Talking to strangers is hard, even harder when you don’t actually work in their field. Most of our conversations lasted a maximum of 10 minutes. The longest conversation was with Jack McCall of Mind Candy. It must be weird having all these random strangers rock up to your work place, but all the Mind Candies seemed to take it in their stride.

The idea behind the Drinkabout is a brilliant one, particularly with the amount of startups we have in London and the Google Campus, there was definitely a lot of investment hunting going on that evening.
My networking skills improved by 100% but more practice is definitely needed, and strangely I felt comfortable around the techies.

Who knows I may even rock up to another in the near future…now where did I store that courage? And that video camera 😉

Eccles, Eccels, whatever! Band of Bakers March event

Hadn’t been to a Band of Bakers event since before Christmas, due to several reasons.
Travelling with work, losing my baking Mojo, but increasingly it is now quite difficult to get a place at an event.

This is testament to how great this event is and has become extremely popular, and to get one of their limited spaces you have to be fast off the draw in replying to the announcement emails.

I think it’s fantastic Gemma & Naomi have done such a brilliant job at organising the gatherings, and all the lovely community projects that are in addition to the cosy, friendly 6 weekly meets. And all on top of having regular jobs and families to look after – very inspiring.
Apparently the events are so popular that you can guarantee that over 2 thirds of the mailing list will need to reply faster to the next email, or sit in hope of a drop out and have a themed bake ready at short notice.

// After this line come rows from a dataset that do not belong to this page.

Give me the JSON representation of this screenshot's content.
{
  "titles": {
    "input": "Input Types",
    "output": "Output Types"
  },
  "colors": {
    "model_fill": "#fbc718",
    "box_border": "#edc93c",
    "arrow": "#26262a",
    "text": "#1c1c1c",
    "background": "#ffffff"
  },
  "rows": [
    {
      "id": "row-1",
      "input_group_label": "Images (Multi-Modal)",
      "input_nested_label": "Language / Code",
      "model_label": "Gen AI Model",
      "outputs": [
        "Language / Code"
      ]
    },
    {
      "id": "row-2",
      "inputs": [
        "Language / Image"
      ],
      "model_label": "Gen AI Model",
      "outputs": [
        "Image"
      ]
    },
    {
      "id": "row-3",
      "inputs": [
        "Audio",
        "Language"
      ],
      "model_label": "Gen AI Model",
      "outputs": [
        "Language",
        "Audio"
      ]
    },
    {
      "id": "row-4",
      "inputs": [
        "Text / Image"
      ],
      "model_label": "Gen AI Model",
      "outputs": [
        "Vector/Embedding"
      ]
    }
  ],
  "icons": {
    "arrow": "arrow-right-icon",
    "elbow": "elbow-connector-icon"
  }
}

Does this put me and the hundred or so others off? Hell no!
If you could get to every event it wouldn’t be half the fun, plus our bank balance probably couldn’t cope.

As the band steadily grows I can see the glint in Naomi & Gemma’s eyes that they could be onto something big, but also the nervousness of how to keep the momentum and interest going. I don’t thing there’s any worry of that happening with so many bakers ready to help and be involved – 2013 is going to be epic for them and us.

Ok, enough blabbing about how great they are, onto the baking.

This event was British Classics, I contemplated Jaffa Cakes, Quiche (ok not quite British, how about flan?), but settled for Eccles cakes.
My trusty friend bbc food was on hand with a selection of recipes, I of course went for the easiest!
BBC Food – Eccles Cakes
Very easy, but again I took the whole prep and bake timings to their word and found myself rushing to assemble them 40mins before the event, knowing I had a 20min trudge over Peckham Rye.
They were tricky little buggers to assemble and very small, but ideal size for a BoB event when you have 35 other bakes to try.
Due to my timing misjudgement they were still warm and sticky (didn’t seal them very well) when I popped them in the tin, and decided that kitchen roll would be a good base to put them on – WRONG! I spent 5 mins trying to get tissue off the bases, so apologies to those who got a little more carb than they bargained for last night 🙂

They actually tasted great, shame I didn’t have auto correct when writing my description card as mine will forever be known as Eccels cakes – ops!

I bought home the other two Eccles cakes that were baked by people to compare, no doubt better than mine, but we are all our own biggest critics, so nothing new there.



How rubbish am I?

True to form I have neglected my blog posting. Lucky this blog is not a pet otherwise the RSPCA would be onto me.
I have no excuse other than laziness as it’s not like I haven’t got things to write about, and with my memory it’s unlikely I’ll remember them all now. Since I last blogged I’ve hosted Christmas, run another 10k, signed up for a half marathon, did some techy/geeky networking with a complete stranger I met on Twitter and lots more. The only thing I haven’t be doing much of is baking, but that all changed last night. (Blog to follow).

I solemnly promise to keep up with my blogging, lets call it a March resolution. Plus I was very surprised when one of my friends said ‘You haven’t done a blog for ages – come on I’m waiting!’ So this is me ‘coming on’ so you can wait no longer, plus more to follow – Brownies promise.